Last week Tranzer had the chance to join Citytech, one of the leading Italian events discussing the innovations and processes pioneering the future of mobility. This was also Tranzer’s first live event in Italy and we got the chance to finally meet operators, partners, and key stakeholders, faccia a faccia, for two days of exchanges.
The event was the perfect occasion to peek into the state of the evolutions in public transport and urban mobility in Italy: public authorities and institutions, public transport operators, mobility service providers and mobility tech companies were all present to discuss the outlook on urban mobility.
It was the occasion for a lively debate around the challenges urban mobility has to face. Challenges such as the need for more flexible services, a transition towards more sustainable travelling, and the opportunities provided by new technologies and services for a new concept of mobility in our cities. Developments that all have become more evident by the impact of Covid in the country.
Targets for the Italian Public Transport Sector
The complexity of these many challenges faced by the public transport sector, both in Italy and other countries, is due to many different factors playing a role.
One of the most pressing issues, discussed in length during the first day of the event, is the need for a transition towards more sustainable and less polluting means of transport.
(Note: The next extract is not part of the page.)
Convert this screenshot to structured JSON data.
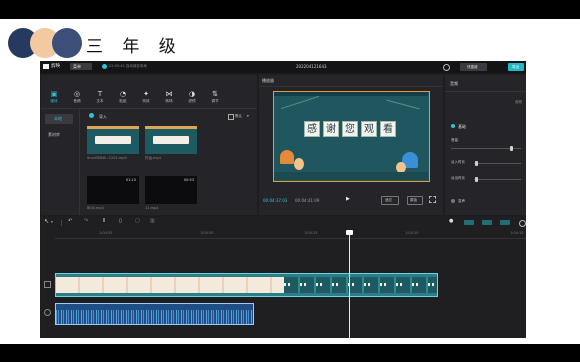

For public transport operators this means new electric buses and more efficient rolling stocks.
Italian operators are focusing extensively on this topic. For example, ATM, the PTO of the city of Milan and one of the hosts of the event, recently announced a complete transition to a fully electric fleet of buses by 2030. FNM, the second largest rail operator in the country, even announced a project to turn the trains operating in the region of Valcamonica into hydrogen fuelled ones.
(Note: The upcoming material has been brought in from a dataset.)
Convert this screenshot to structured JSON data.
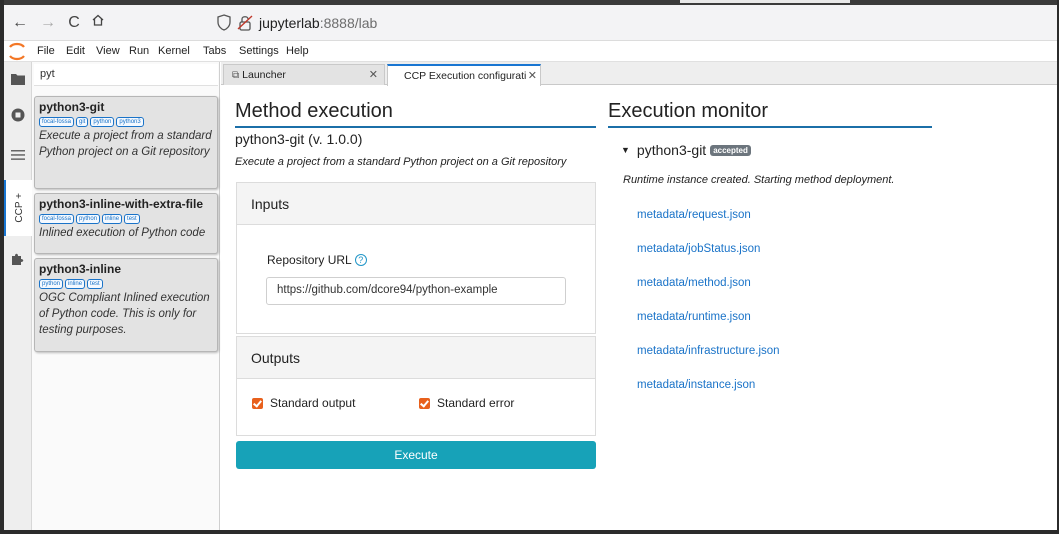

The Italian public transport sector is expected to undergo an extensive renewal and modernization in its fleet. A big push is expected from the upcoming availability of investments coming from the next generation EU. Indeed, a considerable portion of the €63 billion that will be made available by the Ministry of Infrastructure and Sustainable Mobility (MIMS) will be invested in fleet renovations.
Public Transit is but a component of the mobility options available to people in cities. Personal mobility plays a rather fundamental role as well. This topic was the focus of the second day of conversations and panels. The debate centered on the relationship between new, shared modes of transport, like e-scooters and bike-sharing services, and the policies of mobility authorities of major Italian cities, like Rome, Milan, Turin and Bologna, with exponents of both parts instauring a lively debate.
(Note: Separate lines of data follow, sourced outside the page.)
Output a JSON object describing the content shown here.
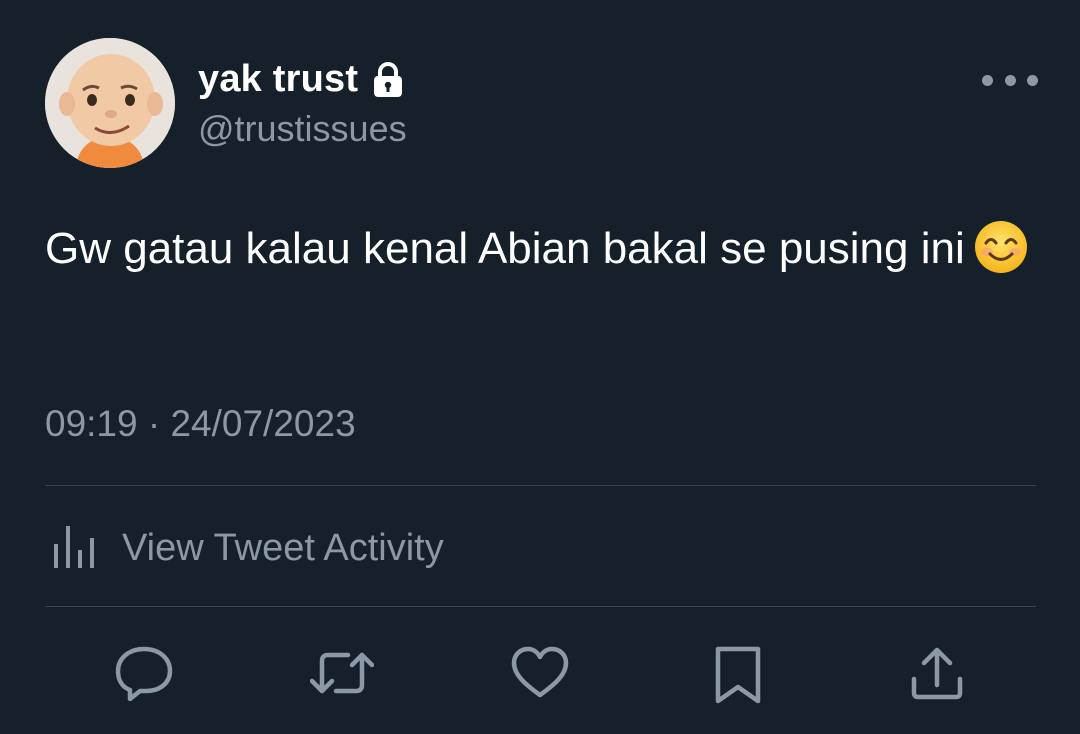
{
  "tweet": {
    "display_name": "yak trust",
    "handle": "@trustissues",
    "text": "Gw gatau kalau kenal Abian bakal se pusing ini",
    "emoji": "smiling-face-with-smiling-eyes",
    "timestamp": "09:19 · 24/07/2023",
    "protected": true
  },
  "activity": {
    "label": "View Tweet Activity",
    "icon": "bar-chart-icon"
  },
  "actions": [
    {
      "name": "reply",
      "icon": "reply-icon"
    },
    {
      "name": "retweet",
      "icon": "retweet-icon"
    },
    {
      "name": "like",
      "icon": "heart-icon"
    },
    {
      "name": "bookmark",
      "icon": "bookmark-icon"
    },
    {
      "name": "share",
      "icon": "share-icon"
    }
  ],
  "colors": {
    "background": "#15202b",
    "primary_text": "#ffffff",
    "secondary_text": "#8b98a5",
    "divider": "#38444d"
  }
}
It is apparent that an equilibrium needs to be found between the need to invest in these new services, which certainly have a role to play in providing citizens with ways to move sustainably (replacing the need to own a car) and the necessity to regulate this new market to ensure safety and proper use of public space.
Irrespective from the point of view, it is difficult to argue against the need for public-private cooperation to make the most out of the opportunities given by these new services. Especially since they are so appreciated by consumers, as the increasing number of rides and operators active in Italy shows.
The new round of investments in new biking infrastructures and policies, like dedicated bike lanes and limited traffic zones, in all the major italian cities will certainly help to increase the safety and the uptake of these new services, as well as of private bicycling, which has a potential to reduce traffic which is still largely untapped in Italy.
Digitization for Italian Mobility
Finally, the whole discussion came together under the central topic of the future of public transport and of the new digital services that are rising next to it.
The mobility sector has been one of the most recent industries to be hit by the digitisation wave. The digitisation of mobility is made most evident by the plethora of innovative mobility services (ride hailing, micro mobility and shared mobility) which became an option for people to move within cities, next to Public transport and traditional services, like taxis. Public Transport also became more digital, with technologies like mobile and account based ticketing substituting for traditional paper tickets in most Italian cities. The smartphone is increasingly becoming the principal interface between people and mobility.
There is still a long way to go to make sure that the new abundance of options results in a more efficient and sustainable mobility ecosystem. This abundance is not an added value if people cannot easily access these services. Also more specifically if certain categories of users, like tourists and occasional travellers, don’t know how easy it is to reach their destination with PT or to combine their bus ticket with parking or a shared-scooter.
Tranzer to bring industry players together
What meeting all these companies, transport operators and authorities last week showed us, is that we are all fighting for the same cause, making our cities more livable, equitable and sustainable by improving the way people move, and that progress could be made much faster through collaboration and dialogue.
Tranzer is here to play its part.
By combining all the different travel options and bringing them directly to the users when and where they need them, we want to contribute to the sustainable development of Italian cities.
We help Public transport operators and mobility service providers to reach new customers by bringing their services into the app people already have and use. In this way, by making it easy for people to travel easy & green with PT and shared mobility, we want to change the game for urban mobility.